Problem to solve >>
Find the word "JSON" in the records and copy every line where it occurs.

** Opening Material supplied block **

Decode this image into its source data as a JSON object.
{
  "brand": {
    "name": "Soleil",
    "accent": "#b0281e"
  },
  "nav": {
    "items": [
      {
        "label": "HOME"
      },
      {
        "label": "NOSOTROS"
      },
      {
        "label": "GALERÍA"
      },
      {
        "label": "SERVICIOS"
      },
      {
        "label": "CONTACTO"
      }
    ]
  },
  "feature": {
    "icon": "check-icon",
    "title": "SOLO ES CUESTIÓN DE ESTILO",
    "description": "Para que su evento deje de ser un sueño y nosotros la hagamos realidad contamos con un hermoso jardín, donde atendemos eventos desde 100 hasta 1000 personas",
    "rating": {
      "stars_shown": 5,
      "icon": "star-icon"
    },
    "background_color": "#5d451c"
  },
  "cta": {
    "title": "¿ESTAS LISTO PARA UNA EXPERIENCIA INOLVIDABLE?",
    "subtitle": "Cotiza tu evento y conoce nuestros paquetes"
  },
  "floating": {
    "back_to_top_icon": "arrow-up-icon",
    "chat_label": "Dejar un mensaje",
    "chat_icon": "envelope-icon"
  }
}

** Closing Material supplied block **
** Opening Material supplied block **

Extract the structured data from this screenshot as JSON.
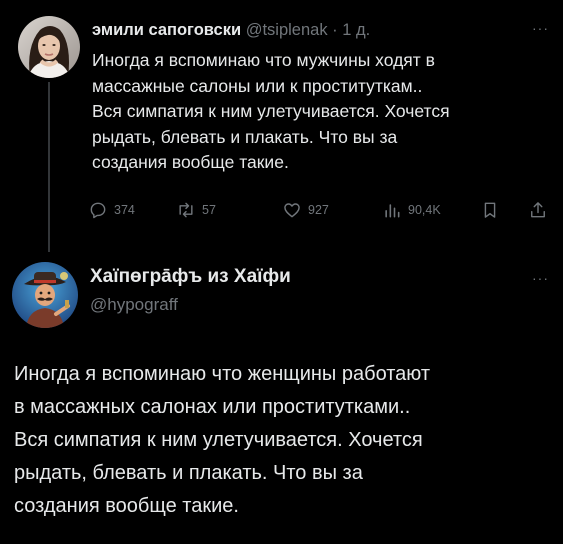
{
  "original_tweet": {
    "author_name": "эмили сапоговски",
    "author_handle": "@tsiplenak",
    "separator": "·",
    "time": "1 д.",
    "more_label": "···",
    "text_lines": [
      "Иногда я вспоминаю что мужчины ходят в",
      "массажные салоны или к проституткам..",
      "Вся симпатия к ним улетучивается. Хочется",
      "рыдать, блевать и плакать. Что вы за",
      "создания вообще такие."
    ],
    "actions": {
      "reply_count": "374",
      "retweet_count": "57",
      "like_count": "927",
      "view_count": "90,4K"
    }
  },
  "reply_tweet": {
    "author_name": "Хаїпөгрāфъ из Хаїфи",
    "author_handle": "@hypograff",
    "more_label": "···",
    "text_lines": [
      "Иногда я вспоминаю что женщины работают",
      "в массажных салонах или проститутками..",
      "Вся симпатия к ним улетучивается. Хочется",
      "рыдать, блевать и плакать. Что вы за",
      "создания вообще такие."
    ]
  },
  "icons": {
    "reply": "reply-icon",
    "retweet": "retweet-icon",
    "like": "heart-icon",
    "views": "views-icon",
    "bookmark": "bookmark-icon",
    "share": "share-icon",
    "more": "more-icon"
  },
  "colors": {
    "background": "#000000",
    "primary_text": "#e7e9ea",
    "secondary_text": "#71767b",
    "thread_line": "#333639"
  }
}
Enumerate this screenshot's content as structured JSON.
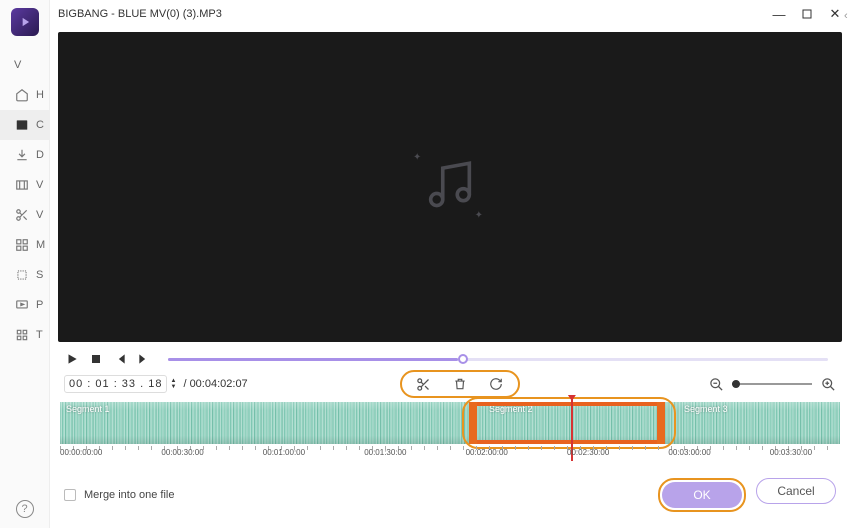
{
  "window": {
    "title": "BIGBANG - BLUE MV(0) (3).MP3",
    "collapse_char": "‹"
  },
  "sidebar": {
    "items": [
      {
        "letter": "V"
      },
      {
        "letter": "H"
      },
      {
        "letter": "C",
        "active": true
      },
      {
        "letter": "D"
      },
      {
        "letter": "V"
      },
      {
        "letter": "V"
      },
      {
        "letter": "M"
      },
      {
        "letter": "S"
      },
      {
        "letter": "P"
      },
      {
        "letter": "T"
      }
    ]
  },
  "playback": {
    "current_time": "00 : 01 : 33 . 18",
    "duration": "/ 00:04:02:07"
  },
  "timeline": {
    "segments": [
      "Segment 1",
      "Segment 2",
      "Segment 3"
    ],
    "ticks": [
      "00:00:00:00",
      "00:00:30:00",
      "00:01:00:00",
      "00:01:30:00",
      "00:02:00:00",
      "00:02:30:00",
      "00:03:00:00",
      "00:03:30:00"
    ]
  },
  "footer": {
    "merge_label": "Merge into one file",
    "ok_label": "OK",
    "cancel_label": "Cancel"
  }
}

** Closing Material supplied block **
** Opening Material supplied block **

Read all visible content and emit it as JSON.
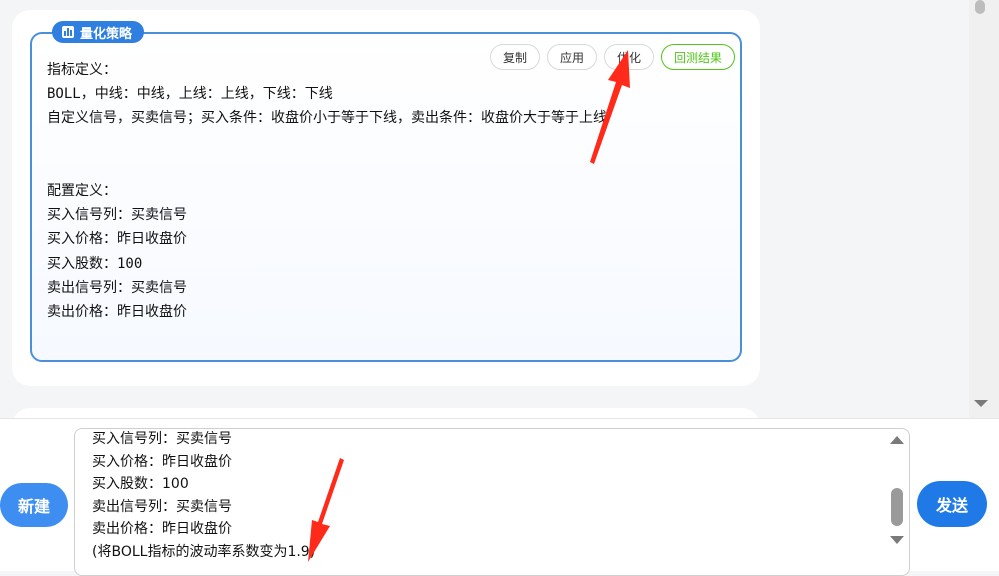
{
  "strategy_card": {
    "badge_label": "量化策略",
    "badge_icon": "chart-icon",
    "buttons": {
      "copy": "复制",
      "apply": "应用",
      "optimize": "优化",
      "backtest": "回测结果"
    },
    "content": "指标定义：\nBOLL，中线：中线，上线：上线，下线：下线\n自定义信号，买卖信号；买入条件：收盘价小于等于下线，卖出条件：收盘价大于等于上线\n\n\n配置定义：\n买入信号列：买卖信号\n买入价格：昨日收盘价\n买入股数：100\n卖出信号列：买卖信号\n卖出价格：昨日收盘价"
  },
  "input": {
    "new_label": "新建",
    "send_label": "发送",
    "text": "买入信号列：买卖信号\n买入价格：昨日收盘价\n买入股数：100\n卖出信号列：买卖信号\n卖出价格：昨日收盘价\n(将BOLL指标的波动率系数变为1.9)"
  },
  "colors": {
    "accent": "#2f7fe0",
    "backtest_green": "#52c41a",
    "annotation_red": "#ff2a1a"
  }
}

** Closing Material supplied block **

Output of the exercise >>
Decode this image into its source data as a JSON object.
Extract the structured data from this screenshot as JSON.
Enumerate this screenshot's content as structured JSON.
Read all visible content and emit it as JSON.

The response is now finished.